Avoid mass gatherings to avoid virus transmission, mutation, Dr. Gloriani says
(Eagle News) — The head of the vaccine expert panel said that the presence of more transmissible variants in the country, including the latest B.1.617.2 first detected in India, is enough reason for the public not to let their guard down even if Metro Manila and surrounding provinces of Bulacan, Cavite, Laguna and Rizal have shifted into General Community Quarantine (GCQ) with heightened restrictions.
Dr. Nina Gloriani, the head of the Department of Science and Technology (DOST) vaccine expert panel, said that the important thing is to prevent transmission, which is why public is continually advised to avoid mass gatherings. It is also important to strictly observe minimum health protocols.
-Higher transmissibility of new virus variants-
When people congregate, there is more transmission of the virus. The more that there is transmission, the more likelihood of virus mutations.
“Mas mataas ang transmission nito ngayon, higher than the others,” Dr. Gloriani said referring to the various COVID-19 variants present in the country, especially in Metro Manila.
“So iwasan natin talaga ang pagtitipon-tipon, yung mass gathering, kasi yun ang nakakapagpataas ng transmission,” she said in an interview with Balitalakayan aired on NET25 on Monday, May 17.
Recently, 10 more cases of the Indian variant of the virus were detected in the country bringing to 12 the confirmed number of such cases in the Philippines. More cases of the other COVID variants have been detected in the country. All these variants are highly transmissible.
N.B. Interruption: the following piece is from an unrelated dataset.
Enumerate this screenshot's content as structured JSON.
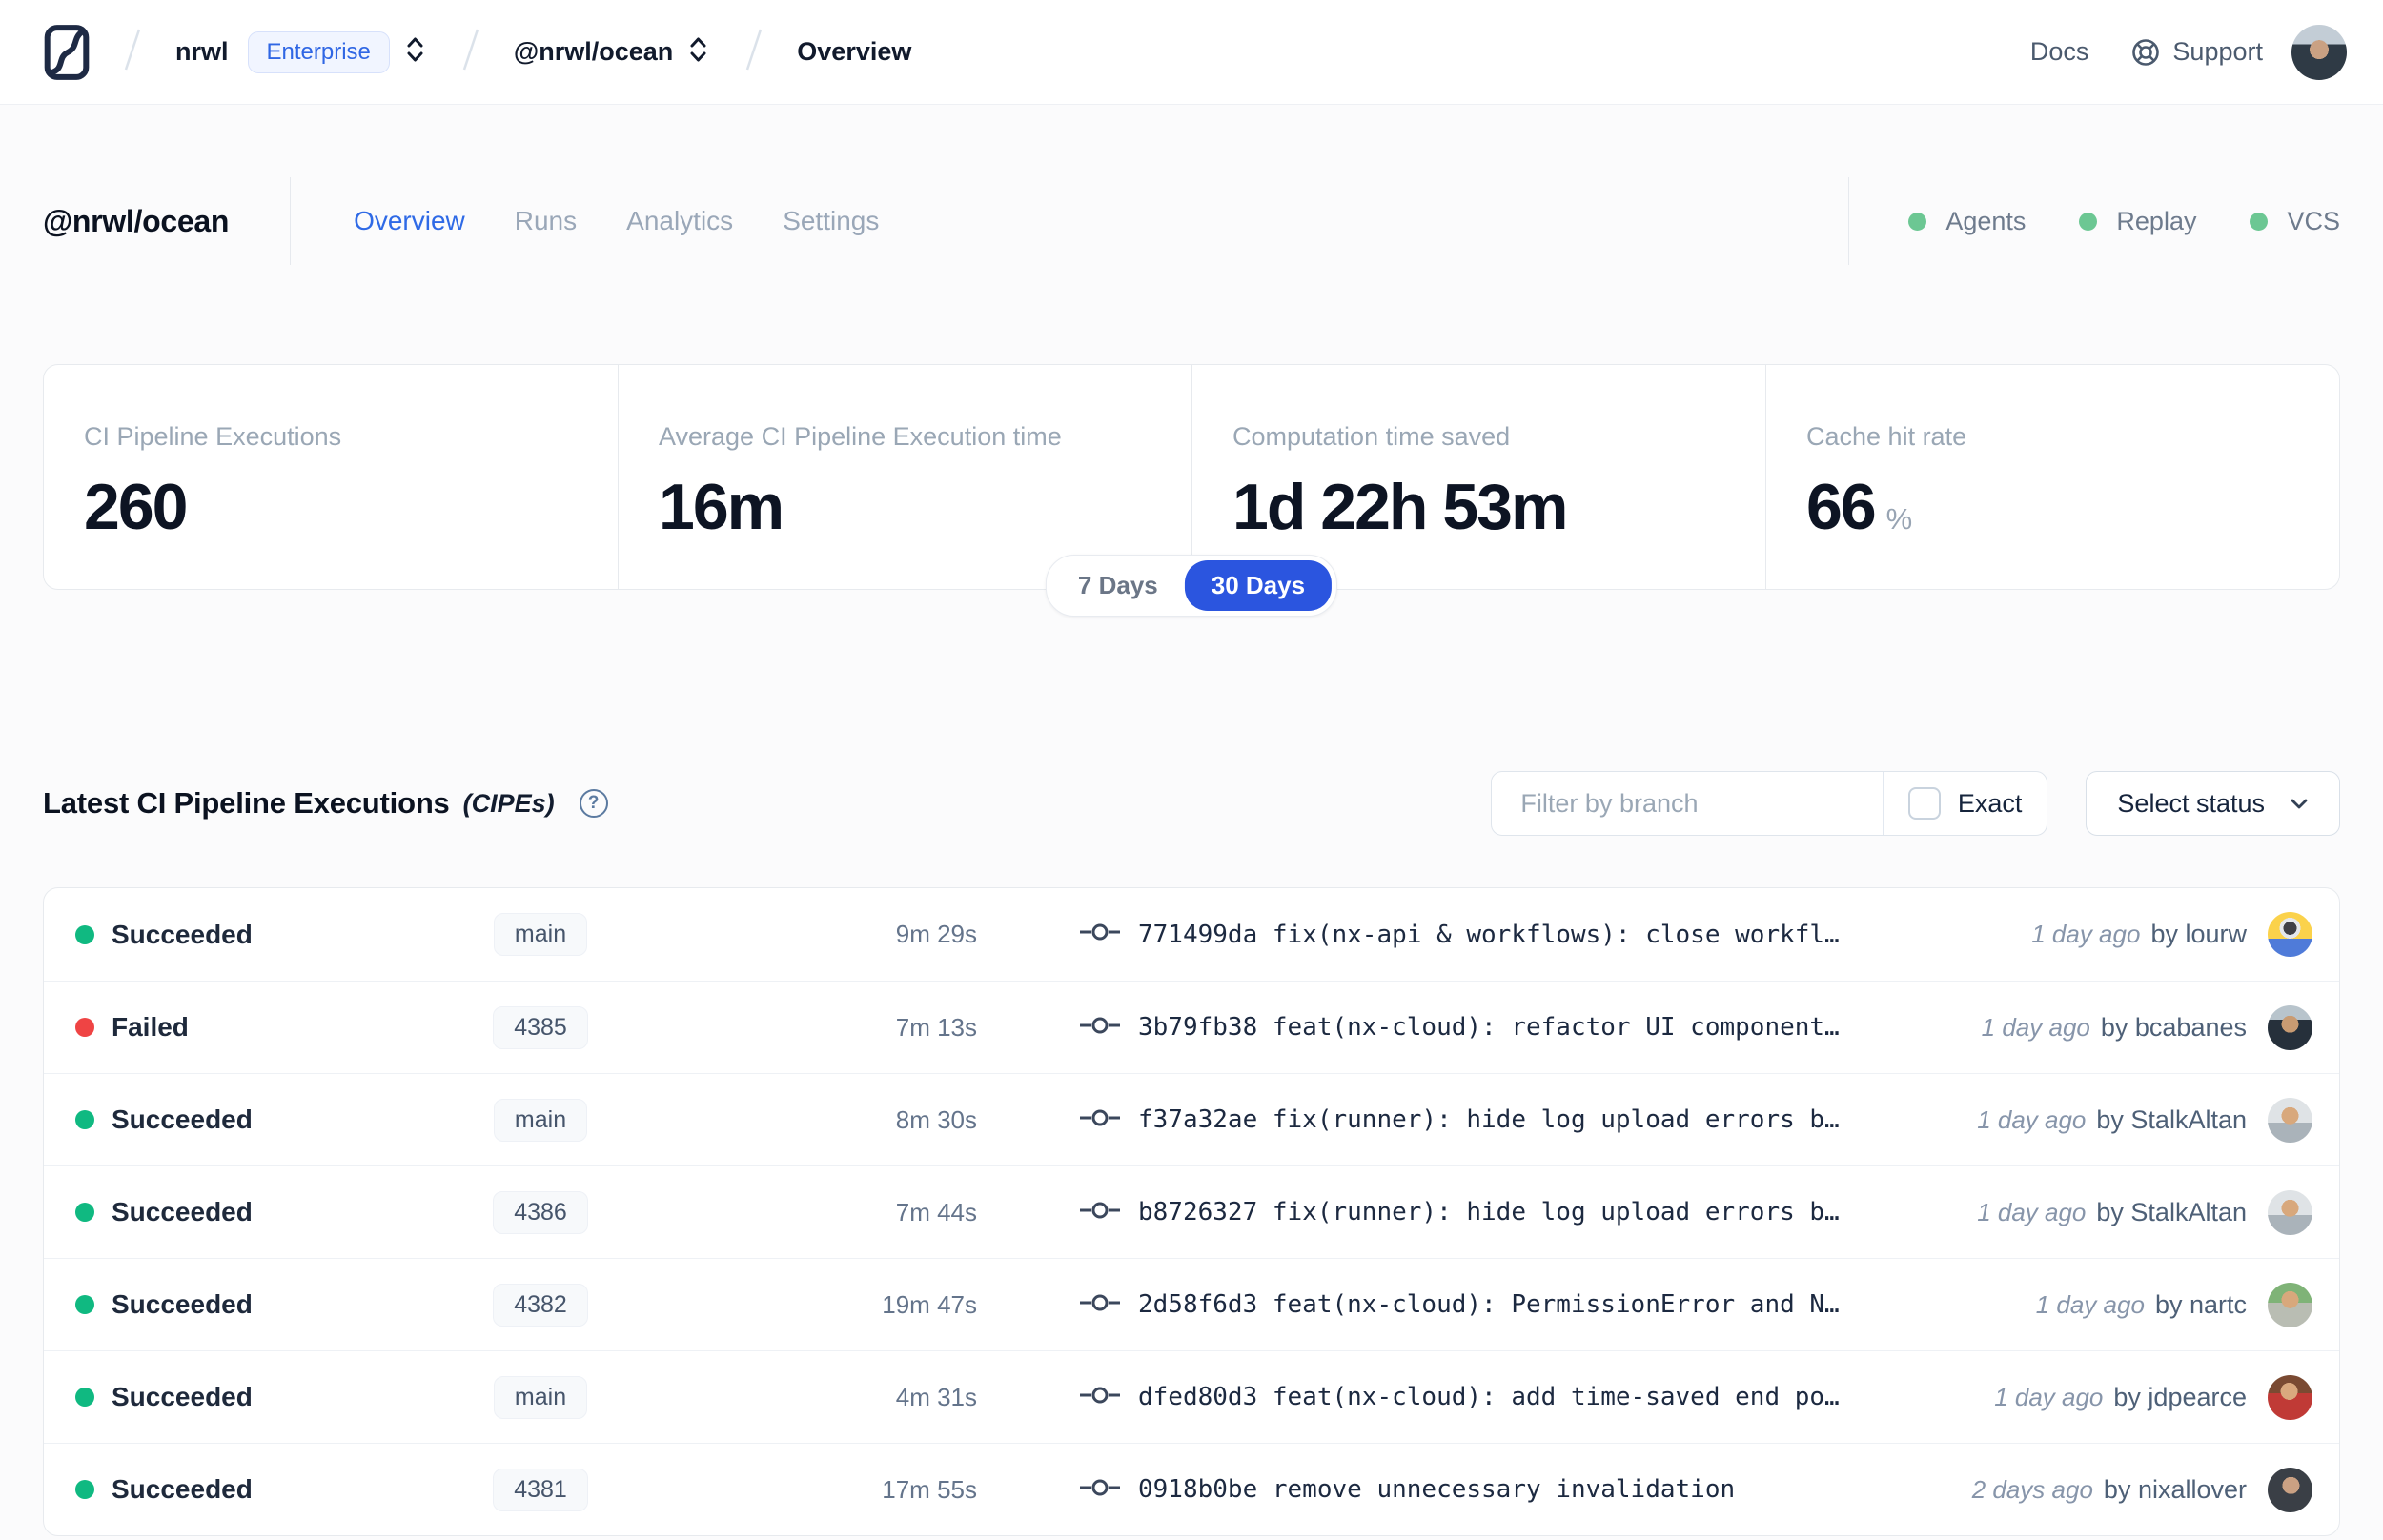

At least three of these variants — the Indian variant, the South African variant, and the Brazil variant — are said to have immune escape mechanisms that vaccine developers are still trying to address.
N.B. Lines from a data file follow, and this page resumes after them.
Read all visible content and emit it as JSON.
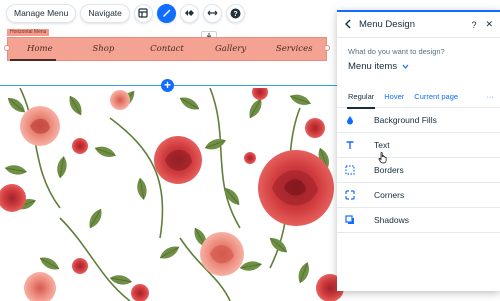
{
  "toolbar": {
    "manage_menu_label": "Manage Menu",
    "navigate_label": "Navigate",
    "icons": [
      "layout-icon",
      "design-brush-icon",
      "animation-icon",
      "stretch-icon",
      "help-icon"
    ],
    "accent": "#116dff"
  },
  "menu": {
    "tag_label": "Horizontal Menu",
    "items": [
      {
        "label": "Home",
        "current": true
      },
      {
        "label": "Shop",
        "current": false
      },
      {
        "label": "Contact",
        "current": false
      },
      {
        "label": "Gallery",
        "current": false
      },
      {
        "label": "Services",
        "current": false
      }
    ],
    "background_color": "#f4a292"
  },
  "canvas": {
    "add_section_symbol": "+"
  },
  "panel": {
    "title": "Menu Design",
    "help_symbol": "?",
    "close_symbol": "✕",
    "question": "What do you want to design?",
    "dropdown_value": "Menu items",
    "tabs": [
      {
        "label": "Regular",
        "selected": true
      },
      {
        "label": "Hover",
        "selected": false
      },
      {
        "label": "Current page",
        "selected": false
      }
    ],
    "more_tabs": "···",
    "rows": [
      {
        "label": "Background Fills",
        "icon": "paint-drop-icon"
      },
      {
        "label": "Text",
        "icon": "text-t-icon"
      },
      {
        "label": "Borders",
        "icon": "dotted-border-icon"
      },
      {
        "label": "Corners",
        "icon": "corners-icon"
      },
      {
        "label": "Shadows",
        "icon": "shadow-box-icon"
      }
    ]
  }
}
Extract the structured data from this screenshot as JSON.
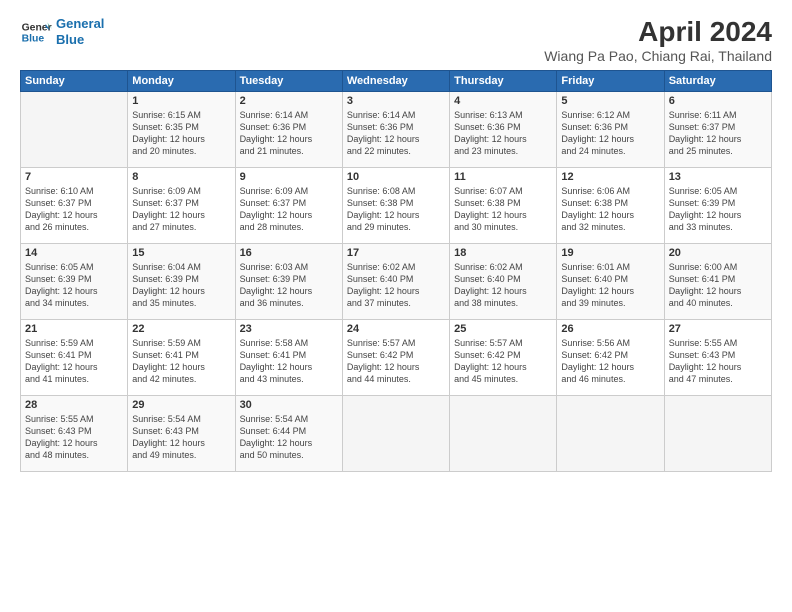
{
  "header": {
    "logo_line1": "General",
    "logo_line2": "Blue",
    "month": "April 2024",
    "location": "Wiang Pa Pao, Chiang Rai, Thailand"
  },
  "weekdays": [
    "Sunday",
    "Monday",
    "Tuesday",
    "Wednesday",
    "Thursday",
    "Friday",
    "Saturday"
  ],
  "weeks": [
    [
      {
        "day": "",
        "text": ""
      },
      {
        "day": "1",
        "text": "Sunrise: 6:15 AM\nSunset: 6:35 PM\nDaylight: 12 hours\nand 20 minutes."
      },
      {
        "day": "2",
        "text": "Sunrise: 6:14 AM\nSunset: 6:36 PM\nDaylight: 12 hours\nand 21 minutes."
      },
      {
        "day": "3",
        "text": "Sunrise: 6:14 AM\nSunset: 6:36 PM\nDaylight: 12 hours\nand 22 minutes."
      },
      {
        "day": "4",
        "text": "Sunrise: 6:13 AM\nSunset: 6:36 PM\nDaylight: 12 hours\nand 23 minutes."
      },
      {
        "day": "5",
        "text": "Sunrise: 6:12 AM\nSunset: 6:36 PM\nDaylight: 12 hours\nand 24 minutes."
      },
      {
        "day": "6",
        "text": "Sunrise: 6:11 AM\nSunset: 6:37 PM\nDaylight: 12 hours\nand 25 minutes."
      }
    ],
    [
      {
        "day": "7",
        "text": "Sunrise: 6:10 AM\nSunset: 6:37 PM\nDaylight: 12 hours\nand 26 minutes."
      },
      {
        "day": "8",
        "text": "Sunrise: 6:09 AM\nSunset: 6:37 PM\nDaylight: 12 hours\nand 27 minutes."
      },
      {
        "day": "9",
        "text": "Sunrise: 6:09 AM\nSunset: 6:37 PM\nDaylight: 12 hours\nand 28 minutes."
      },
      {
        "day": "10",
        "text": "Sunrise: 6:08 AM\nSunset: 6:38 PM\nDaylight: 12 hours\nand 29 minutes."
      },
      {
        "day": "11",
        "text": "Sunrise: 6:07 AM\nSunset: 6:38 PM\nDaylight: 12 hours\nand 30 minutes."
      },
      {
        "day": "12",
        "text": "Sunrise: 6:06 AM\nSunset: 6:38 PM\nDaylight: 12 hours\nand 32 minutes."
      },
      {
        "day": "13",
        "text": "Sunrise: 6:05 AM\nSunset: 6:39 PM\nDaylight: 12 hours\nand 33 minutes."
      }
    ],
    [
      {
        "day": "14",
        "text": "Sunrise: 6:05 AM\nSunset: 6:39 PM\nDaylight: 12 hours\nand 34 minutes."
      },
      {
        "day": "15",
        "text": "Sunrise: 6:04 AM\nSunset: 6:39 PM\nDaylight: 12 hours\nand 35 minutes."
      },
      {
        "day": "16",
        "text": "Sunrise: 6:03 AM\nSunset: 6:39 PM\nDaylight: 12 hours\nand 36 minutes."
      },
      {
        "day": "17",
        "text": "Sunrise: 6:02 AM\nSunset: 6:40 PM\nDaylight: 12 hours\nand 37 minutes."
      },
      {
        "day": "18",
        "text": "Sunrise: 6:02 AM\nSunset: 6:40 PM\nDaylight: 12 hours\nand 38 minutes."
      },
      {
        "day": "19",
        "text": "Sunrise: 6:01 AM\nSunset: 6:40 PM\nDaylight: 12 hours\nand 39 minutes."
      },
      {
        "day": "20",
        "text": "Sunrise: 6:00 AM\nSunset: 6:41 PM\nDaylight: 12 hours\nand 40 minutes."
      }
    ],
    [
      {
        "day": "21",
        "text": "Sunrise: 5:59 AM\nSunset: 6:41 PM\nDaylight: 12 hours\nand 41 minutes."
      },
      {
        "day": "22",
        "text": "Sunrise: 5:59 AM\nSunset: 6:41 PM\nDaylight: 12 hours\nand 42 minutes."
      },
      {
        "day": "23",
        "text": "Sunrise: 5:58 AM\nSunset: 6:41 PM\nDaylight: 12 hours\nand 43 minutes."
      },
      {
        "day": "24",
        "text": "Sunrise: 5:57 AM\nSunset: 6:42 PM\nDaylight: 12 hours\nand 44 minutes."
      },
      {
        "day": "25",
        "text": "Sunrise: 5:57 AM\nSunset: 6:42 PM\nDaylight: 12 hours\nand 45 minutes."
      },
      {
        "day": "26",
        "text": "Sunrise: 5:56 AM\nSunset: 6:42 PM\nDaylight: 12 hours\nand 46 minutes."
      },
      {
        "day": "27",
        "text": "Sunrise: 5:55 AM\nSunset: 6:43 PM\nDaylight: 12 hours\nand 47 minutes."
      }
    ],
    [
      {
        "day": "28",
        "text": "Sunrise: 5:55 AM\nSunset: 6:43 PM\nDaylight: 12 hours\nand 48 minutes."
      },
      {
        "day": "29",
        "text": "Sunrise: 5:54 AM\nSunset: 6:43 PM\nDaylight: 12 hours\nand 49 minutes."
      },
      {
        "day": "30",
        "text": "Sunrise: 5:54 AM\nSunset: 6:44 PM\nDaylight: 12 hours\nand 50 minutes."
      },
      {
        "day": "",
        "text": ""
      },
      {
        "day": "",
        "text": ""
      },
      {
        "day": "",
        "text": ""
      },
      {
        "day": "",
        "text": ""
      }
    ]
  ]
}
-Low immunization coverage, so far-
Gloriani noted that the immunization coverage in the country is still low.
“Ang ating immunization coverage ay mababa pa,” Dr. Gloriani said. “So we have to wait a while, konting tiis pa until the end of the year.”
Treating and managing the COVID-19 virus variants is however still the same, whether this is the B.1.1.7 (UK variant), the B.1.351 (South African variant), the P1 (Brazil variant), and the latest being the Indian variant or the B.1.617.2
“The same minimum public health standards should apply,” she said.
Gloriani also noted that the government is doing its best to vaccinate more people, as more vaccine supplies come in. The country hopes to achieve herd immunity by year-end.
“Ang assumption dyan ay darating ang bakuna. And we procured a lot. Alam ko na na-negotiate lahat yan,” she said.
Until there is enough people who have been vaccinated, everyone should be careful and continue to observe minimum health protocols — proper and frequent handwashing, observing 1 to 2 meters of physical distance, avoiding large crowds and mass gatherings, and frequent sanitation of homes and work area. Add to this is the advice to ensure proper ventilation of spaces since the virus is now airborne.
-Extra precautions until year-end to prevent see-saw in cases-
“Lahat tayo we should continue to be very very careful,” she said referring to both those who had been vaccinated, and to those who haven’t got the jab yet.
“Nag-see-seesaw tayo. we have to be very conscious na siguro untl the end of the year ganito tayo,” she said noting the erratic movement of cases amid the presence of virus variants.
–Public urged to get COVID jabs-
In the meantime, she urged the public to register for vaccines, and get immunized as soon as the vaccines are available. This will prevent them from getting the severe COVID-19.
She also hopes that the Philippines can develop its own vaccine against the virus.
“Sana we can do that soon, I think in the next five to 10 years,” she added.
(Eagle News Service)